Todd and Krista were finally issued a treatment plan from Child and Family Services. Typically, those plans outline treatment for the parents i.e., therapy. It's what was outline for the Kolstad parents and they refused.

"If you tell me you’re a unicorn, Ryan. That’s fine, you’re an adult but there is nothing that says I have to agree and look at you like a unicorn. My answer would be, you're not and I'm not going to play in fantasy games just to make you feel better."

If you or someone you know is having the thought of suicide dial 988 for the crisis hotline.


The final MTN Investgates Child Welfare in Montana story releases on Thursday, April 4, 2024 at 5:30pm on your local MTN Station.
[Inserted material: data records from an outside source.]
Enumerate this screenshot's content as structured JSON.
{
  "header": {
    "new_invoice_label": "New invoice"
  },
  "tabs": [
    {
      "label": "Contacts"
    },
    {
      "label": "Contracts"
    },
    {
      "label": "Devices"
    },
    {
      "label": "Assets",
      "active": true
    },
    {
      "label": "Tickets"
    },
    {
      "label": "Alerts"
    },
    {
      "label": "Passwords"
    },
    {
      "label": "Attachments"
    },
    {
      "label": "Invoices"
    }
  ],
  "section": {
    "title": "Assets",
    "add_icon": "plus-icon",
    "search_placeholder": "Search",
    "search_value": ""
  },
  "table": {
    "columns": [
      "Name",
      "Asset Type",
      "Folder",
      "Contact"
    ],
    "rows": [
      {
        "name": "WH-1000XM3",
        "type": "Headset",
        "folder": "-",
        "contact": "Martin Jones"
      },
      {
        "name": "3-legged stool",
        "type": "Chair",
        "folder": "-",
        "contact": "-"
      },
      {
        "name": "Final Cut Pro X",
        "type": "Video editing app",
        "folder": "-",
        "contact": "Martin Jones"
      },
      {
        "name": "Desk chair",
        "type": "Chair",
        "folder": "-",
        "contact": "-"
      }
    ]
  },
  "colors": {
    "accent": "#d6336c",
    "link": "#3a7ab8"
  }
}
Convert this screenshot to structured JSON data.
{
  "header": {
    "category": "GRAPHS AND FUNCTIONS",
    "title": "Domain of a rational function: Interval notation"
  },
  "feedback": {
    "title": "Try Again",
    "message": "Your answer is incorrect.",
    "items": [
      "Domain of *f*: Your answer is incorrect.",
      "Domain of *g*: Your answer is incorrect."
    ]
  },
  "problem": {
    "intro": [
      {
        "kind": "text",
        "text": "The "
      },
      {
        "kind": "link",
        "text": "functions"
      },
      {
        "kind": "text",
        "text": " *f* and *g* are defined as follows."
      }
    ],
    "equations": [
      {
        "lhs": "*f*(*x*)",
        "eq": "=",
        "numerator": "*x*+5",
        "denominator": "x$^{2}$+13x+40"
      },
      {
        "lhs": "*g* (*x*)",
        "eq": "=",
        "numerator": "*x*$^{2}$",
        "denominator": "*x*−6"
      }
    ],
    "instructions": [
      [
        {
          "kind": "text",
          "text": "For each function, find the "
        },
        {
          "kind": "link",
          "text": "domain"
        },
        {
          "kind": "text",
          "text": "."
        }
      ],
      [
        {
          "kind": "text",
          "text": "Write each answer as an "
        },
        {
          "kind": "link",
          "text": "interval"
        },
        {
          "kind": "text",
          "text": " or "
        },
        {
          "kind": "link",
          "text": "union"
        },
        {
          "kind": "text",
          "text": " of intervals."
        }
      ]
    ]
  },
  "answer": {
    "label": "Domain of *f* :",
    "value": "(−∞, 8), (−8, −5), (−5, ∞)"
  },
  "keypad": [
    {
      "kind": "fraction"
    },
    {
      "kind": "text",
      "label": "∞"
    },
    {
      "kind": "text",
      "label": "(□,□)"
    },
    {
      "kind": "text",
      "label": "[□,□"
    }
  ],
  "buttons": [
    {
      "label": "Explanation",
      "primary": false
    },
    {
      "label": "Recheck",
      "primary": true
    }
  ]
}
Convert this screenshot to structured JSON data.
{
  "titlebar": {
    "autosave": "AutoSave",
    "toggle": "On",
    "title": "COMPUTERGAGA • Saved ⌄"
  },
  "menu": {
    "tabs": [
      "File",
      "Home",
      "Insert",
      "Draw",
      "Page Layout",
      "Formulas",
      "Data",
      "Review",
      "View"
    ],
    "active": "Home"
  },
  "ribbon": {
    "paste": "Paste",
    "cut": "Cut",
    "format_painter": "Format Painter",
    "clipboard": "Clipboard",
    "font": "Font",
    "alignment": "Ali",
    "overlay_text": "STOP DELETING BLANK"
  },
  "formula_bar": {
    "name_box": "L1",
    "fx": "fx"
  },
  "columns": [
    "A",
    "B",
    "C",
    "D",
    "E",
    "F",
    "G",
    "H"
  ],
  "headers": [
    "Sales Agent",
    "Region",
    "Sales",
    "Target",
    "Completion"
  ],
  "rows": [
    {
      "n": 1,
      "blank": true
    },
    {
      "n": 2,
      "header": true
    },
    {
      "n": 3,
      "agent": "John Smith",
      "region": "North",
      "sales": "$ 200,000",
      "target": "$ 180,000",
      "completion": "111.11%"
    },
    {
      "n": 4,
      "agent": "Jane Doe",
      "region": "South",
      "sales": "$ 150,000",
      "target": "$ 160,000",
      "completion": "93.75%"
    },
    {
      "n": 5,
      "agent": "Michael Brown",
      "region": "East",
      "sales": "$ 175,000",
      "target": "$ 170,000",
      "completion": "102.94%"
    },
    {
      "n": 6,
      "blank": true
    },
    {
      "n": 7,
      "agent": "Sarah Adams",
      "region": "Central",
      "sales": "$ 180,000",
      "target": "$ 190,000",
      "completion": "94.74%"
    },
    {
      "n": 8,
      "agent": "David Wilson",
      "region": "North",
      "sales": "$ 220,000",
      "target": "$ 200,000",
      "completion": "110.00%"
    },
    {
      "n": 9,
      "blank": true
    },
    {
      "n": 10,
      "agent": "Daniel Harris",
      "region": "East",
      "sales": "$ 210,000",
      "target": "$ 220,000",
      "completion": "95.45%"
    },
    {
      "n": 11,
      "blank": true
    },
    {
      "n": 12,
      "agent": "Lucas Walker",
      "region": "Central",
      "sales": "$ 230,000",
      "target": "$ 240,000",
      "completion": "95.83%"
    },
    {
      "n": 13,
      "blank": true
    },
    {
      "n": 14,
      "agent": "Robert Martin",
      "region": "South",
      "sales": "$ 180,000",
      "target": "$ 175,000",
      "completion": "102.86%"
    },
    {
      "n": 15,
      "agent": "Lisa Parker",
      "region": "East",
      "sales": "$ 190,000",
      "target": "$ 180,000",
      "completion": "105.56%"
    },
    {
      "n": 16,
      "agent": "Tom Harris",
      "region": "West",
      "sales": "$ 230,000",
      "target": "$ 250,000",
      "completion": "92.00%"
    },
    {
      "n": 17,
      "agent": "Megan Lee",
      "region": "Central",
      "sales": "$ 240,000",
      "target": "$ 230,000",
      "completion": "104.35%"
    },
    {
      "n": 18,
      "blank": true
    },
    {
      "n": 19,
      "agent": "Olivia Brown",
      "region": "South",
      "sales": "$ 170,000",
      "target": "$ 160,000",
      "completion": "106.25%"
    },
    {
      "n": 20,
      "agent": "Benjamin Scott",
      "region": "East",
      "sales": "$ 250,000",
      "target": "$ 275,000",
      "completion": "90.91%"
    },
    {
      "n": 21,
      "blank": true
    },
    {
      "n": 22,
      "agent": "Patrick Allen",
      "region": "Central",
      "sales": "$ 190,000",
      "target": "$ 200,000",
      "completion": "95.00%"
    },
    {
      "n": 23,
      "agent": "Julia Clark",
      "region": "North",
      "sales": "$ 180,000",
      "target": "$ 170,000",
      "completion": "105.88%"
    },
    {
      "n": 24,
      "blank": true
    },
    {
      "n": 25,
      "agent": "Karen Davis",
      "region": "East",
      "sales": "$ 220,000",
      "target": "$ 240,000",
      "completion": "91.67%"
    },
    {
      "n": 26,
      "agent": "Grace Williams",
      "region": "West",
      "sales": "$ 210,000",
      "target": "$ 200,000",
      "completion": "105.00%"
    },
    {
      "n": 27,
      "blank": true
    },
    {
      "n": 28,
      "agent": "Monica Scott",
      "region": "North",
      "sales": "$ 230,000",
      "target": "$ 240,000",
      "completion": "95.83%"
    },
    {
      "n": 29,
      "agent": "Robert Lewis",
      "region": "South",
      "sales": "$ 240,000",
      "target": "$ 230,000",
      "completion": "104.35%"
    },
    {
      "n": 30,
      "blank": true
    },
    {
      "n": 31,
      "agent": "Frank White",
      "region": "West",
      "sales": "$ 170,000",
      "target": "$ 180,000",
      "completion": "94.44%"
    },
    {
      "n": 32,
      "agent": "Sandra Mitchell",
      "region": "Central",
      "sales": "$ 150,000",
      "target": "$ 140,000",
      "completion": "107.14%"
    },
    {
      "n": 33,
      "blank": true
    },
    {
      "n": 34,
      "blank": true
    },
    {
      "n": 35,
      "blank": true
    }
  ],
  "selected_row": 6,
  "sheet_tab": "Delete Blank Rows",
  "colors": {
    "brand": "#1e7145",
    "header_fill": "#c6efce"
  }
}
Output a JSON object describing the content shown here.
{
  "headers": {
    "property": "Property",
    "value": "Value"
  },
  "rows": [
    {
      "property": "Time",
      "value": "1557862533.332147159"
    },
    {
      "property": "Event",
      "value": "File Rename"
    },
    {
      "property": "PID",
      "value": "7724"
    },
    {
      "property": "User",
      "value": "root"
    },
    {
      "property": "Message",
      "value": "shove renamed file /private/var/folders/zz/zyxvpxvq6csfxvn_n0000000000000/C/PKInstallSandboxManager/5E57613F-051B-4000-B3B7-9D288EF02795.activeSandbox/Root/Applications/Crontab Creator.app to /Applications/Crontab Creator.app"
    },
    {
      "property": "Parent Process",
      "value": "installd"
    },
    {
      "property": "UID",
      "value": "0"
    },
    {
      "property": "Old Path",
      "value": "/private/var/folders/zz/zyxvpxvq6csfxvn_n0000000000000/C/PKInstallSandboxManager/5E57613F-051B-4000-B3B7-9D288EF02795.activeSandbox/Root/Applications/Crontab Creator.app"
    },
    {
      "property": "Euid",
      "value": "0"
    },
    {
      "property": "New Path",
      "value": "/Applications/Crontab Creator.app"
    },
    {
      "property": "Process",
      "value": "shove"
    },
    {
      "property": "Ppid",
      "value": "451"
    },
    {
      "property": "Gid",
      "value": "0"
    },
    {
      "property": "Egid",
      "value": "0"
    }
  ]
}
We look into where the Kolstad Child is at now, the status of the families fight, and dive into why the state removed custody of the Kolstad Child.


For all installments of this series, here is who we asked to participate:

Birth mother of Kolstad Children, DPHHS, Gov. Gianforte (provided generic statement from his office), Attorney General Austin Knudsen, World Professional Association for Transgender Health (declined interview but provided resource links and statement), ACLU (Declined interview), Francis Mahon Deaconess Hospital (Declined interview, statement, or participation), American Academy of Pediatrics (Declined to participate but provided resource links), Valley County District Attorney (Submitted FOIA/Public Records request and was declined), Glasgow Police Department (No Response), Youth Dynamics CEO (No call back), Many Rivers Whole Health (Declined to participate), Rep. Matt Rosendale (No response from his Communications team — Rep. Rosendale made a statement on X about this case), Chloe Cole (De-transitioned transgender woman), Scott Newgent (De-transitioned male), School of Social Work at the University of Montana (Declined Participation), Montana State University Department of Political Science (Declined to participate).